*** Block opens ***

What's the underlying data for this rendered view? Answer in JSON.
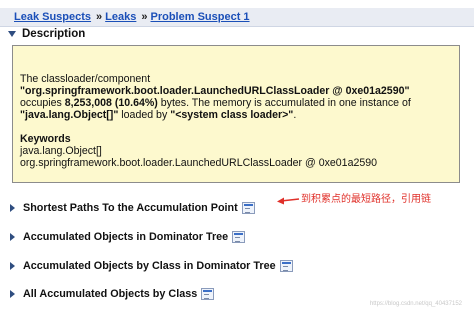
{
  "breadcrumb": {
    "items": [
      "Leak Suspects",
      "Problem Suspect 1"
    ],
    "items_alt": "Leaks",
    "separator": "»"
  },
  "description": {
    "heading": "Description",
    "line1": "The classloader/component",
    "line2": "\"org.springframework.boot.loader.LaunchedURLClassLoader @ 0xe01a2590\"",
    "line3_prefix": "occupies ",
    "line3_bold": "8,253,008 (10.64%)",
    "line3_suffix": " bytes. The memory is accumulated in one instance of",
    "line4_bold1": "\"java.lang.Object[]\"",
    "line4_mid": " loaded by ",
    "line4_bold2": "\"<system class loader>\"",
    "line4_end": ".",
    "keywords_heading": "Keywords",
    "keywords": [
      "java.lang.Object[]",
      "org.springframework.boot.loader.LaunchedURLClassLoader @ 0xe01a2590"
    ]
  },
  "sections": [
    "Shortest Paths To the Accumulation Point",
    "Accumulated Objects in Dominator Tree",
    "Accumulated Objects by Class in Dominator Tree",
    "All Accumulated Objects by Class"
  ],
  "annotation": {
    "text": "到积累点的最短路径，引用链",
    "color": "#e0302a"
  },
  "watermark": "https://blog.csdn.net/qq_40437152",
  "colors": {
    "link": "#1b4fb8",
    "breadcrumb_bg": "#e9ecf3",
    "box_bg": "#fdf9ce",
    "twisty": "#2f4d80"
  }
}
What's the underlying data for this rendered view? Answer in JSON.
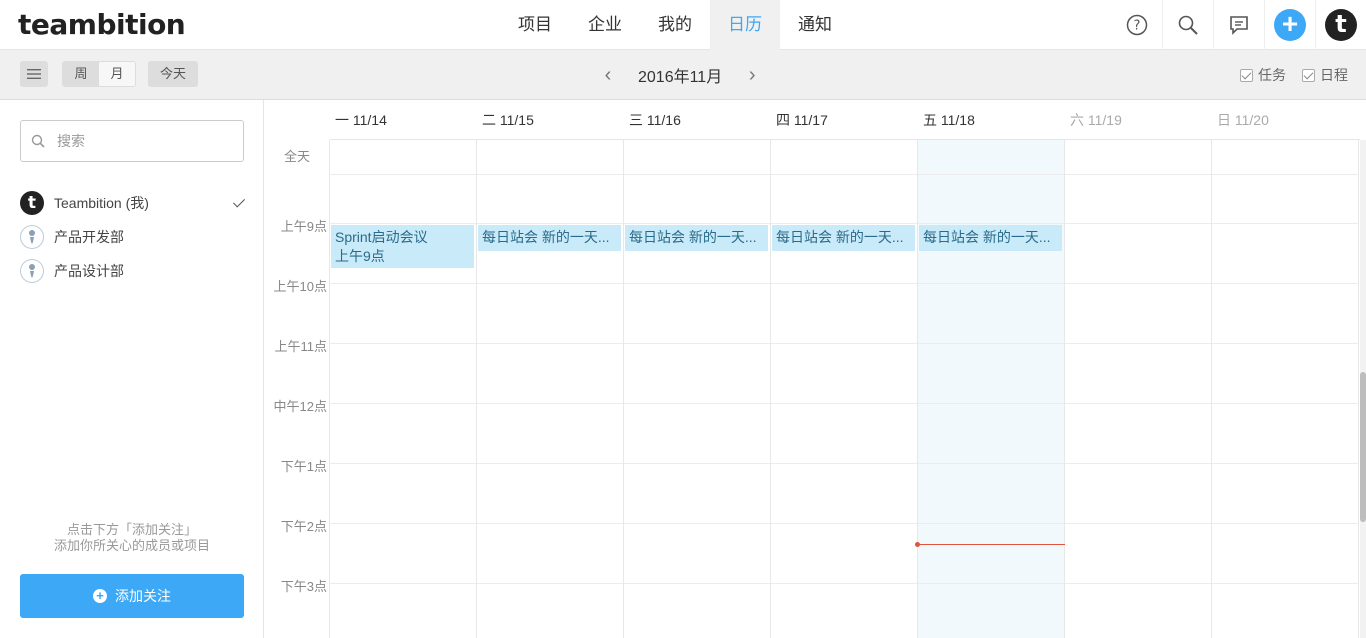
{
  "app": {
    "logo": "teambition"
  },
  "nav": {
    "items": [
      "项目",
      "企业",
      "我的",
      "日历",
      "通知"
    ],
    "active": "日历"
  },
  "top_icons": [
    "help-icon",
    "search-icon",
    "chat-icon",
    "plus-icon",
    "user-avatar"
  ],
  "avatar_letter": "t",
  "toolbar": {
    "view_week": "周",
    "view_month": "月",
    "today": "今天",
    "month_title": "2016年11月",
    "prev": "‹",
    "next": "›",
    "filter_task": "任务",
    "filter_schedule": "日程"
  },
  "sidebar": {
    "search_placeholder": "搜索",
    "items": [
      {
        "label": "Teambition (我)",
        "checked": true
      },
      {
        "label": "产品开发部",
        "checked": false
      },
      {
        "label": "产品设计部",
        "checked": false
      }
    ],
    "hint_line1": "点击下方「添加关注」",
    "hint_line2": "添加你所关心的成员或项目",
    "add_follow": "添加关注"
  },
  "calendar": {
    "allday_label": "全天",
    "days": [
      {
        "label": "一 11/14",
        "weekend": false
      },
      {
        "label": "二 11/15",
        "weekend": false
      },
      {
        "label": "三 11/16",
        "weekend": false
      },
      {
        "label": "四 11/17",
        "weekend": false
      },
      {
        "label": "五 11/18",
        "weekend": false,
        "today": true
      },
      {
        "label": "六 11/19",
        "weekend": true
      },
      {
        "label": "日 11/20",
        "weekend": true
      }
    ],
    "hours": [
      "上午9点",
      "上午10点",
      "上午11点",
      "中午12点",
      "下午1点",
      "下午2点",
      "下午3点"
    ],
    "events": [
      {
        "title": "Sprint启动会议",
        "time": "上午9点"
      },
      {
        "title": "每日站会 新的一天..."
      },
      {
        "title": "每日站会 新的一天..."
      },
      {
        "title": "每日站会 新的一天..."
      },
      {
        "title": "每日站会 新的一天..."
      }
    ]
  },
  "colors": {
    "accent": "#3da8f5",
    "event_bg": "#c9eaf8",
    "now_line": "#e0533f"
  }
}
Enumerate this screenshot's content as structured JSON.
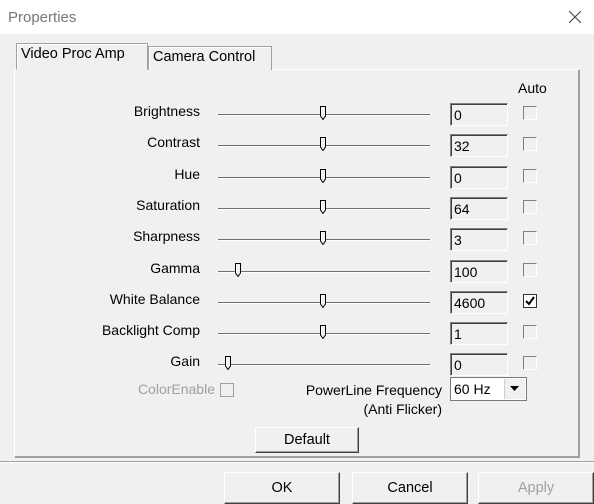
{
  "window": {
    "title": "Properties",
    "close_glyph": "×"
  },
  "tabs": [
    {
      "label": "Video Proc Amp",
      "active": true
    },
    {
      "label": "Camera Control",
      "active": false
    }
  ],
  "auto_header": "Auto",
  "controls": [
    {
      "label": "Brightness",
      "value": "0",
      "position": 0.5,
      "auto": false,
      "auto_enabled": false
    },
    {
      "label": "Contrast",
      "value": "32",
      "position": 0.5,
      "auto": false,
      "auto_enabled": false
    },
    {
      "label": "Hue",
      "value": "0",
      "position": 0.5,
      "auto": false,
      "auto_enabled": false
    },
    {
      "label": "Saturation",
      "value": "64",
      "position": 0.5,
      "auto": false,
      "auto_enabled": false
    },
    {
      "label": "Sharpness",
      "value": "3",
      "position": 0.5,
      "auto": false,
      "auto_enabled": false
    },
    {
      "label": "Gamma",
      "value": "100",
      "position": 0.08,
      "auto": false,
      "auto_enabled": false
    },
    {
      "label": "White Balance",
      "value": "4600",
      "position": 0.5,
      "auto": true,
      "auto_enabled": true
    },
    {
      "label": "Backlight Comp",
      "value": "1",
      "position": 0.5,
      "auto": false,
      "auto_enabled": false
    },
    {
      "label": "Gain",
      "value": "0",
      "position": 0.03,
      "auto": false,
      "auto_enabled": false
    }
  ],
  "color_enable": {
    "label": "ColorEnable",
    "checked": false,
    "enabled": false
  },
  "powerline": {
    "label_line1": "PowerLine Frequency",
    "label_line2": "(Anti Flicker)",
    "selected": "60 Hz"
  },
  "buttons": {
    "default": "Default",
    "ok": "OK",
    "cancel": "Cancel",
    "apply": "Apply",
    "apply_enabled": false
  }
}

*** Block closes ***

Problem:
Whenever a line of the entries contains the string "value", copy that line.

Result of this task:
      "value": "0",
      "value": "32",
      "value": "0",
      "value": "64",
      "value": "3",
      "value": "100",
      "value": "4600",
      "value": "1",
      "value": "0",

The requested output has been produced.